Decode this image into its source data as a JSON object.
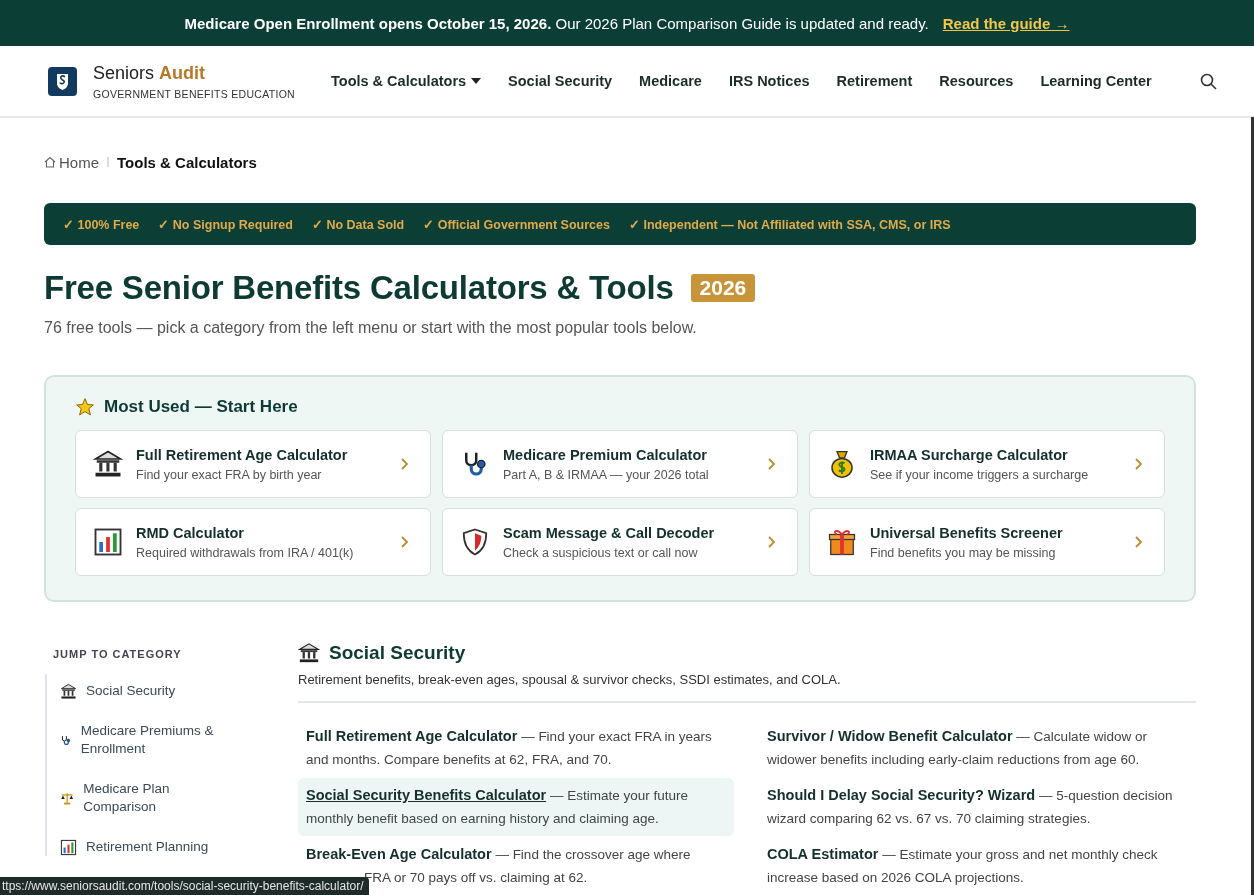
{
  "announcement": {
    "bold": "Medicare Open Enrollment opens October 15, 2026.",
    "text": "Our 2026 Plan Comparison Guide is updated and ready.",
    "link": "Read the guide →"
  },
  "header": {
    "brand_first": "Seniors",
    "brand_second": "Audit",
    "tagline": "GOVERNMENT BENEFITS EDUCATION",
    "nav": [
      {
        "label": "Tools & Calculators",
        "dropdown": true
      },
      {
        "label": "Social Security",
        "dropdown": false
      },
      {
        "label": "Medicare",
        "dropdown": false
      },
      {
        "label": "IRS Notices",
        "dropdown": false
      },
      {
        "label": "Retirement",
        "dropdown": false
      },
      {
        "label": "Resources",
        "dropdown": false
      },
      {
        "label": "Learning Center",
        "dropdown": false
      }
    ]
  },
  "breadcrumb": [
    {
      "label": "Home",
      "current": false
    },
    {
      "label": "Tools & Calculators",
      "current": true
    }
  ],
  "trust_badges": [
    "✓ 100% Free",
    "✓ No Signup Required",
    "✓ No Data Sold",
    "✓ Official Government Sources",
    "✓ Independent — Not Affiliated with SSA, CMS, or IRS"
  ],
  "page_title": "Free Senior Benefits Calculators & Tools",
  "year_badge": "2026",
  "intro": "76 free tools — pick a category from the left menu or start with the most popular tools below.",
  "most_used": {
    "title": "Most Used — Start Here",
    "cards": [
      {
        "title": "Full Retirement Age Calculator",
        "subtitle": "Find your exact FRA by birth year"
      },
      {
        "title": "Medicare Premium Calculator",
        "subtitle": "Part A, B & IRMAA — your 2026 total"
      },
      {
        "title": "IRMAA Surcharge Calculator",
        "subtitle": "See if your income triggers a surcharge"
      },
      {
        "title": "RMD Calculator",
        "subtitle": "Required withdrawals from IRA / 401(k)"
      },
      {
        "title": "Scam Message & Call Decoder",
        "subtitle": "Check a suspicious text or call now"
      },
      {
        "title": "Universal Benefits Screener",
        "subtitle": "Find benefits you may be missing"
      }
    ]
  },
  "sidebar": {
    "heading": "JUMP TO CATEGORY",
    "items": [
      {
        "label": "Social Security"
      },
      {
        "label": "Medicare Premiums & Enrollment"
      },
      {
        "label": "Medicare Plan Comparison"
      },
      {
        "label": "Retirement Planning"
      }
    ]
  },
  "section": {
    "title": "Social Security",
    "description": "Retirement benefits, break-even ages, spousal & survivor checks, SSDI estimates, and COLA.",
    "tools": [
      {
        "name": "Full Retirement Age Calculator",
        "description": "— Find your exact FRA in years and months. Compare benefits at 62, FRA, and 70.",
        "highlighted": false
      },
      {
        "name": "Survivor / Widow Benefit Calculator",
        "description": "— Calculate widow or widower benefits including early-claim reductions from age 60.",
        "highlighted": false
      },
      {
        "name": "Social Security Benefits Calculator",
        "description": "— Estimate your future monthly benefit based on earning history and claiming age.",
        "highlighted": true
      },
      {
        "name": "Should I Delay Social Security? Wizard",
        "description": "— 5-question decision wizard comparing 62 vs. 67 vs. 70 claiming strategies.",
        "highlighted": false
      },
      {
        "name": "Break-Even Age Calculator",
        "description": "— Find the crossover age where",
        "continued": "FRA or 70 pays off vs. claiming at 62.",
        "highlighted": false
      },
      {
        "name": "COLA Estimator",
        "description": "— Estimate your gross and net monthly check increase based on 2026 COLA projections.",
        "highlighted": false
      }
    ]
  },
  "status_bar": {
    "url": "ttps://www.seniorsaudit.com/tools/social-security-benefits-calculator/"
  }
}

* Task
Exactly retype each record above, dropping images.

* Completed exercise
Decode this image into its source data as a JSON object.
{
  "announcement": {
    "bold": "Medicare Open Enrollment opens October 15, 2026.",
    "text": "Our 2026 Plan Comparison Guide is updated and ready.",
    "link": "Read the guide →"
  },
  "header": {
    "brand_first": "Seniors",
    "brand_second": "Audit",
    "tagline": "GOVERNMENT BENEFITS EDUCATION",
    "nav": [
      {
        "label": "Tools & Calculators",
        "dropdown": true
      },
      {
        "label": "Social Security",
        "dropdown": false
      },
      {
        "label": "Medicare",
        "dropdown": false
      },
      {
        "label": "IRS Notices",
        "dropdown": false
      },
      {
        "label": "Retirement",
        "dropdown": false
      },
      {
        "label": "Resources",
        "dropdown": false
      },
      {
        "label": "Learning Center",
        "dropdown": false
      }
    ]
  },
  "breadcrumb": [
    {
      "label": "Home",
      "current": false
    },
    {
      "label": "Tools & Calculators",
      "current": true
    }
  ],
  "trust_badges": [
    "✓ 100% Free",
    "✓ No Signup Required",
    "✓ No Data Sold",
    "✓ Official Government Sources",
    "✓ Independent — Not Affiliated with SSA, CMS, or IRS"
  ],
  "page_title": "Free Senior Benefits Calculators & Tools",
  "year_badge": "2026",
  "intro": "76 free tools — pick a category from the left menu or start with the most popular tools below.",
  "most_used": {
    "title": "Most Used — Start Here",
    "cards": [
      {
        "title": "Full Retirement Age Calculator",
        "subtitle": "Find your exact FRA by birth year"
      },
      {
        "title": "Medicare Premium Calculator",
        "subtitle": "Part A, B & IRMAA — your 2026 total"
      },
      {
        "title": "IRMAA Surcharge Calculator",
        "subtitle": "See if your income triggers a surcharge"
      },
      {
        "title": "RMD Calculator",
        "subtitle": "Required withdrawals from IRA / 401(k)"
      },
      {
        "title": "Scam Message & Call Decoder",
        "subtitle": "Check a suspicious text or call now"
      },
      {
        "title": "Universal Benefits Screener",
        "subtitle": "Find benefits you may be missing"
      }
    ]
  },
  "sidebar": {
    "heading": "JUMP TO CATEGORY",
    "items": [
      {
        "label": "Social Security"
      },
      {
        "label": "Medicare Premiums & Enrollment"
      },
      {
        "label": "Medicare Plan Comparison"
      },
      {
        "label": "Retirement Planning"
      }
    ]
  },
  "section": {
    "title": "Social Security",
    "description": "Retirement benefits, break-even ages, spousal & survivor checks, SSDI estimates, and COLA.",
    "tools": [
      {
        "name": "Full Retirement Age Calculator",
        "description": "— Find your exact FRA in years and months. Compare benefits at 62, FRA, and 70.",
        "highlighted": false
      },
      {
        "name": "Survivor / Widow Benefit Calculator",
        "description": "— Calculate widow or widower benefits including early-claim reductions from age 60.",
        "highlighted": false
      },
      {
        "name": "Social Security Benefits Calculator",
        "description": "— Estimate your future monthly benefit based on earning history and claiming age.",
        "highlighted": true
      },
      {
        "name": "Should I Delay Social Security? Wizard",
        "description": "— 5-question decision wizard comparing 62 vs. 67 vs. 70 claiming strategies.",
        "highlighted": false
      },
      {
        "name": "Break-Even Age Calculator",
        "description": "— Find the crossover age where",
        "continued": "FRA or 70 pays off vs. claiming at 62.",
        "highlighted": false
      },
      {
        "name": "COLA Estimator",
        "description": "— Estimate your gross and net monthly check increase based on 2026 COLA projections.",
        "highlighted": false
      }
    ]
  },
  "status_bar": {
    "url": "ttps://www.seniorsaudit.com/tools/social-security-benefits-calculator/"
  }
}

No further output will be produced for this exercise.